■ Exercise directions: With the images left out, print all of the records below exactly.

■ Input data:
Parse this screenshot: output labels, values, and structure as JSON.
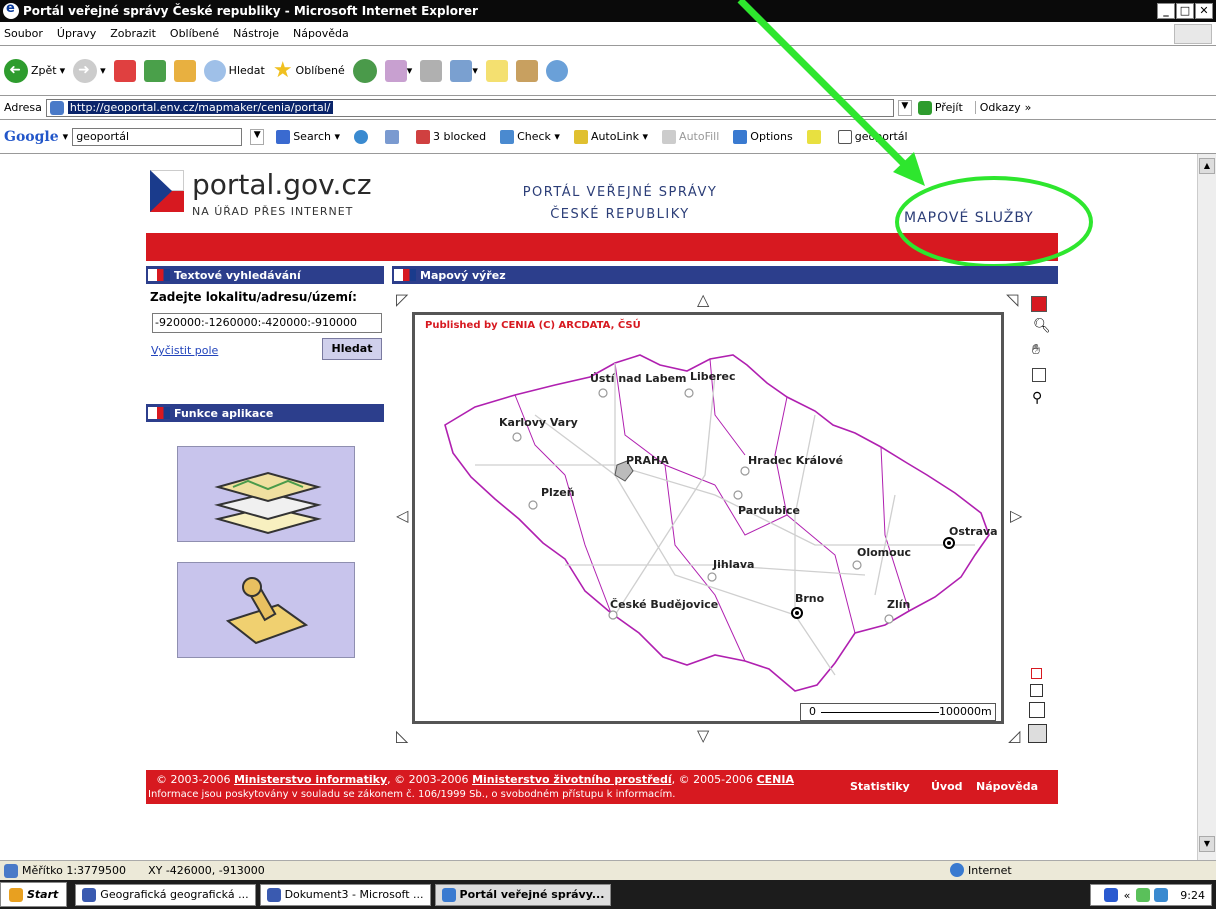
{
  "window": {
    "title": "Portál veřejné správy České republiky - Microsoft Internet Explorer"
  },
  "menu": [
    "Soubor",
    "Úpravy",
    "Zobrazit",
    "Oblíbené",
    "Nástroje",
    "Nápověda"
  ],
  "toolbar": {
    "back": "Zpět",
    "search": "Hledat",
    "favorites": "Oblíbené"
  },
  "address": {
    "label": "Adresa",
    "url": "http://geoportal.env.cz/mapmaker/cenia/portal/",
    "go": "Přejít",
    "links": "Odkazy"
  },
  "google": {
    "logo": "Google",
    "query": "geoportál",
    "search": "Search",
    "blocked": "3 blocked",
    "check": "Check",
    "autolink": "AutoLink",
    "autofill": "AutoFill",
    "options": "Options",
    "term": "geoportál"
  },
  "page": {
    "logo_title": "portal.gov.cz",
    "logo_sub": "NA ÚŘAD PŘES INTERNET",
    "portal_line1": "PORTÁL VEŘEJNÉ SPRÁVY",
    "portal_line2": "ČESKÉ REPUBLIKY",
    "map_services": "MAPOVÉ SLUŽBY",
    "text_search_head": "Textové vyhledávání",
    "search_label": "Zadejte lokalitu/adresu/území:",
    "search_value": "-920000:-1260000:-420000:-910000",
    "clear": "Vyčistit pole",
    "search_btn": "Hledat",
    "functions_head": "Funkce aplikace",
    "map_head": "Mapový výřez",
    "map_credit": "Published by CENIA    (C) ARCDATA, ČSÚ",
    "scale_zero": "0",
    "scale_max": "100000m",
    "cities": [
      "Ústí nad Labem",
      "Liberec",
      "Karlovy Vary",
      "PRAHA",
      "Hradec Králové",
      "Plzeň",
      "Pardubice",
      "Ostrava",
      "Olomouc",
      "Jihlava",
      "České Budějovice",
      "Brno",
      "Zlín"
    ]
  },
  "footer": {
    "y1": "© 2003-2006",
    "l1": "Ministerstvo informatiky",
    "y2": ", © 2003-2006",
    "l2": "Ministerstvo životního prostředí",
    "y3": ", © 2005-2006",
    "l3": "CENIA",
    "law": "Informace jsou poskytovány v souladu se zákonem č. 106/1999 Sb., o svobodném přístupu k informacím.",
    "stats": "Statistiky",
    "intro": "Úvod",
    "help": "Nápověda"
  },
  "status": {
    "scale": "Měřítko 1:3779500",
    "xy": "XY -426000, -913000",
    "zone": "Internet"
  },
  "taskbar": {
    "start": "Start",
    "t1": "Geografická geografická ...",
    "t2": "Dokument3 - Microsoft ...",
    "t3": "Portál veřejné správy...",
    "time": "9:24"
  },
  "colors": {
    "brand_red": "#d71920",
    "panel_blue": "#2c3e8c",
    "border_purple": "#b020b0"
  }
}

■ Response box:
Parse this screenshot: output labels, values, and structure as JSON.
{
  "window": {
    "title": "Portál veřejné správy České republiky - Microsoft Internet Explorer"
  },
  "menu": [
    "Soubor",
    "Úpravy",
    "Zobrazit",
    "Oblíbené",
    "Nástroje",
    "Nápověda"
  ],
  "toolbar": {
    "back": "Zpět",
    "search": "Hledat",
    "favorites": "Oblíbené"
  },
  "address": {
    "label": "Adresa",
    "url": "http://geoportal.env.cz/mapmaker/cenia/portal/",
    "go": "Přejít",
    "links": "Odkazy"
  },
  "google": {
    "logo": "Google",
    "query": "geoportál",
    "search": "Search",
    "blocked": "3 blocked",
    "check": "Check",
    "autolink": "AutoLink",
    "autofill": "AutoFill",
    "options": "Options",
    "term": "geoportál"
  },
  "page": {
    "logo_title": "portal.gov.cz",
    "logo_sub": "NA ÚŘAD PŘES INTERNET",
    "portal_line1": "PORTÁL VEŘEJNÉ SPRÁVY",
    "portal_line2": "ČESKÉ REPUBLIKY",
    "map_services": "MAPOVÉ SLUŽBY",
    "text_search_head": "Textové vyhledávání",
    "search_label": "Zadejte lokalitu/adresu/území:",
    "search_value": "-920000:-1260000:-420000:-910000",
    "clear": "Vyčistit pole",
    "search_btn": "Hledat",
    "functions_head": "Funkce aplikace",
    "map_head": "Mapový výřez",
    "map_credit": "Published by CENIA    (C) ARCDATA, ČSÚ",
    "scale_zero": "0",
    "scale_max": "100000m",
    "cities": [
      "Ústí nad Labem",
      "Liberec",
      "Karlovy Vary",
      "PRAHA",
      "Hradec Králové",
      "Plzeň",
      "Pardubice",
      "Ostrava",
      "Olomouc",
      "Jihlava",
      "České Budějovice",
      "Brno",
      "Zlín"
    ]
  },
  "footer": {
    "y1": "© 2003-2006",
    "l1": "Ministerstvo informatiky",
    "y2": ", © 2003-2006",
    "l2": "Ministerstvo životního prostředí",
    "y3": ", © 2005-2006",
    "l3": "CENIA",
    "law": "Informace jsou poskytovány v souladu se zákonem č. 106/1999 Sb., o svobodném přístupu k informacím.",
    "stats": "Statistiky",
    "intro": "Úvod",
    "help": "Nápověda"
  },
  "status": {
    "scale": "Měřítko 1:3779500",
    "xy": "XY -426000, -913000",
    "zone": "Internet"
  },
  "taskbar": {
    "start": "Start",
    "t1": "Geografická geografická ...",
    "t2": "Dokument3 - Microsoft ...",
    "t3": "Portál veřejné správy...",
    "time": "9:24"
  },
  "colors": {
    "brand_red": "#d71920",
    "panel_blue": "#2c3e8c",
    "border_purple": "#b020b0"
  }
}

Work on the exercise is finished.